On Friday, April 8 at 7 p.m., the University of Saskatchewan Students’ Union will hold their 10th Annual Independent Film Festival at Louis’, though you can hardly call it that.
While their “Film Fest” is certainly an event that resembles a festival where films are shown, the USSU Film Fest has so many problems with it that it actually discourages serious independent filmmakers from participating. Here are some of the most obvious and detrimental issues plaguing the yearly event:
The only criterion is that the USSU asks you to submit a film between 30 seconds and five minutes in length that isn’t racist, sexist, etc. This is a blank slate for filmmakers allowing them to do practically anything they want to do.
There is nothing specified about production year — the film could have been made 10 years or two days ago — and most significantly, nothing specified about copyright infringement.
And yet, even the extremely limited, open-ended criteria aren’t respected. Many of the winning films of previous years have been well over five minutes. The festival couldn’t even follow the one rule they set in place.
The films with the most votes from the viewing public win — there are three winners. There is no panel of competent judges who assess the artistic and entertainment merit of the films and determine the winners. Instead, the winners are chosen by a group of drunken university students crowded into Louis’. While there’s nothing intrinsically wrong with letting the crowd choose the winner, it leads to dishonesty and horrible abuses of the system.
When the prizes you’re giving out are items worth hundreds of dollars — this year’s prizes include a $500 home theatre system and two camcorders priced at $300 and $200, respectively — you should make sure the best films are awarded those prizes.
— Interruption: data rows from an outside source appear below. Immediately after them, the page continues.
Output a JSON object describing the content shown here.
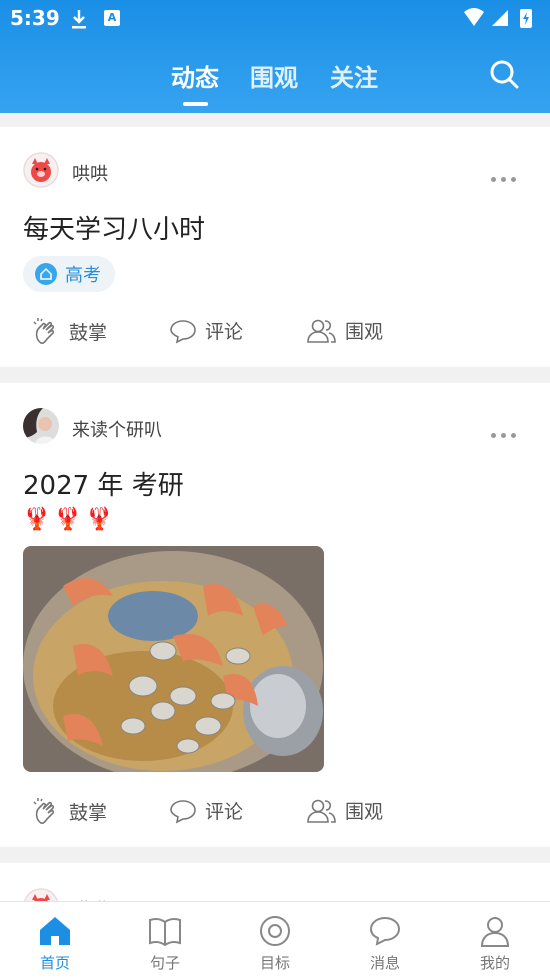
{
  "status_bar": {
    "time": "5:39",
    "app_icon_letter": "A"
  },
  "tabs": [
    {
      "label": "动态",
      "active": true
    },
    {
      "label": "围观",
      "active": false
    },
    {
      "label": "关注",
      "active": false
    }
  ],
  "posts": [
    {
      "author": "哄哄",
      "title": "每天学习八小时",
      "tag": "高考",
      "actions": {
        "clap": "鼓掌",
        "comment": "评论",
        "watch": "围观"
      }
    },
    {
      "author": "来读个研叭",
      "title": "2027 年 考研",
      "emojis": "🦞🦞🦞",
      "actions": {
        "clap": "鼓掌",
        "comment": "评论",
        "watch": "围观"
      }
    },
    {
      "author": "哄哄"
    }
  ],
  "bottom_nav": [
    {
      "label": "首页",
      "icon": "home-icon",
      "active": true
    },
    {
      "label": "句子",
      "icon": "book-icon",
      "active": false
    },
    {
      "label": "目标",
      "icon": "target-icon",
      "active": false
    },
    {
      "label": "消息",
      "icon": "message-icon",
      "active": false
    },
    {
      "label": "我的",
      "icon": "user-icon",
      "active": false
    }
  ],
  "colors": {
    "primary": "#1c8fe5",
    "header_top": "#1a8fe6",
    "header_bottom": "#36a3f0"
  }
}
Instead, with crowd voting, whoever can bring the most people wins.
Make a movie for $10, pay 30 people $2 bucks each to vote for your film, win a $500 home theatre system.
$500 ”“ $70 = a $430 gain.
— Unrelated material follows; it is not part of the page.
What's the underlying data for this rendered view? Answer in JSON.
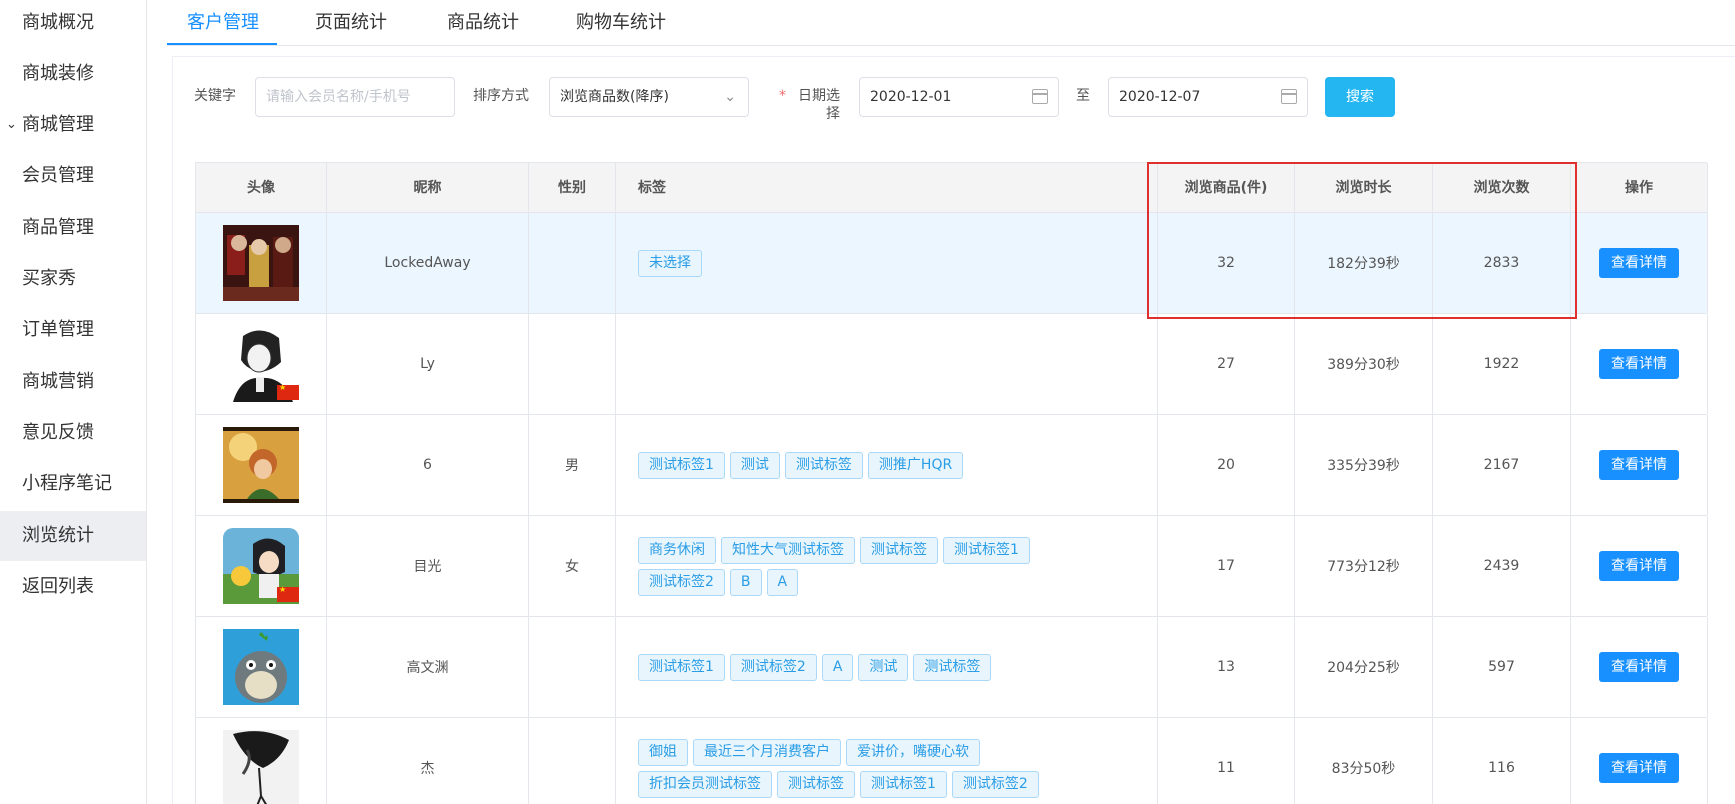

While there are half a dozen or so films each year at the festival that seem genuinely independent and artistic, they are never the films that win. Instead, the guy who gets high, who has his friend film him with a handheld camera while he’s riding his bicycle erratically and yelling at oncoming cars and who sets his movie to his favourite Talking Heads song wins a prize. One filmmaker spends days crafting his or her film while the other spends 10 minutes and infringes on copyright.
There’s a gulf in quality, and while such disparity is to be expected at independent film festivals, the filmmakers who pour their souls into their films should be awarded, not the people who film their inside jokes and call it entertainment.
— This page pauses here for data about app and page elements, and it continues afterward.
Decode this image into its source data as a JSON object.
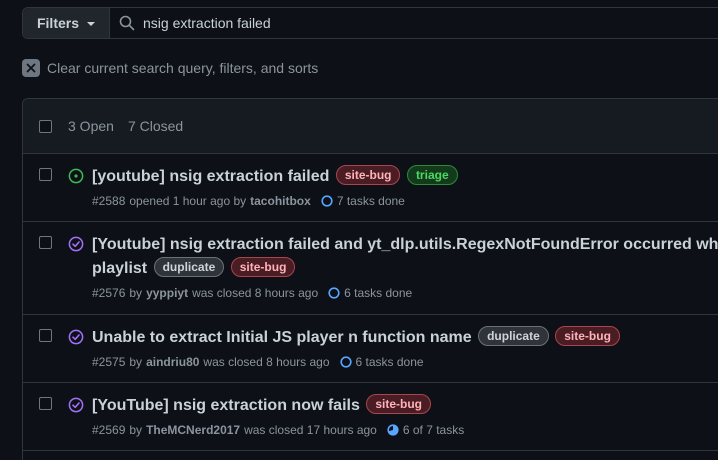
{
  "search": {
    "filters_label": "Filters",
    "query": "nsig extraction failed"
  },
  "clear": {
    "label": "Clear current search query, filters, and sorts"
  },
  "header": {
    "open_label": "3 Open",
    "closed_label": "7 Closed"
  },
  "issues": [
    {
      "state": "open",
      "title": "[youtube] nsig extraction failed",
      "labels": [
        "site-bug",
        "triage"
      ],
      "number": "#2588",
      "status_text": "opened 1 hour ago by",
      "author": "tacohitbox",
      "tasks": "7 tasks done"
    },
    {
      "state": "closed",
      "title_line1": "[Youtube] nsig extraction failed and yt_dlp.utils.RegexNotFoundError occurred when do",
      "title_line2": "playlist",
      "labels": [
        "duplicate",
        "site-bug"
      ],
      "number": "#2576",
      "by_text": "by",
      "author": "yyppiyt",
      "status_text": "was closed 8 hours ago",
      "tasks": "6 tasks done"
    },
    {
      "state": "closed",
      "title": "Unable to extract Initial JS player n function name",
      "labels": [
        "duplicate",
        "site-bug"
      ],
      "number": "#2575",
      "by_text": "by",
      "author": "aindriu80",
      "status_text": "was closed 8 hours ago",
      "tasks": "6 tasks done"
    },
    {
      "state": "closed",
      "title": "[YouTube] nsig extraction now fails",
      "labels": [
        "site-bug"
      ],
      "number": "#2569",
      "by_text": "by",
      "author": "TheMCNerd2017",
      "status_text": "was closed 17 hours ago",
      "tasks": "6 of 7 tasks"
    }
  ],
  "colors": {
    "background": "#0d1117",
    "open_icon": "#3fb950",
    "closed_icon": "#a371f7",
    "task_icon": "#58a6ff"
  },
  "icons": {
    "search": "search-icon",
    "clear": "x-icon",
    "open_issue": "issue-opened-icon",
    "closed_issue": "issue-closed-icon",
    "tasks": "progress-circle-icon"
  }
}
If you want to win the top prize at the festival this year, here’s some advice for you: bribe 20 or so people you know to come with you and vote for your film. If the past years are any indication, the person with the largest entourage at Louis’ wins, so even if your film is literally footage of you eating a sandwich and nothing else, with your large group of supporters you’re pretty much guaranteed to win.
If there are any USSU members reading this article, please take these critiques to heart and re-evaluate the festival. They aren’t made out of malice or a personal vendetta against the festival, but out of a desire to encourage quality filmmaking on campus. Even if you disagree with all the above points, at least change the name of the festival and call it the “USSU’s Annual Movie Popularity Contest.” Be honest with the title.
The U of S should have a film festival, but the event that we currently call one is broken and in serious need of repair.
We have an amazing artistic community on campus and dozens of aspiring independent filmmakers with brilliant ideas just waiting for a venue to share their art. But when genuine artists are discouraged from participating because their labours of love that took countless hours to write, plan, shoot and edit lose to videos of guys dicking around on camera set to their favourite songs, there’s something seriously wrong.
I know it’s not the Toronto International Film Festival, but it’s not too much to ask the USSU Film Festival to have some standards of quality and professionalism.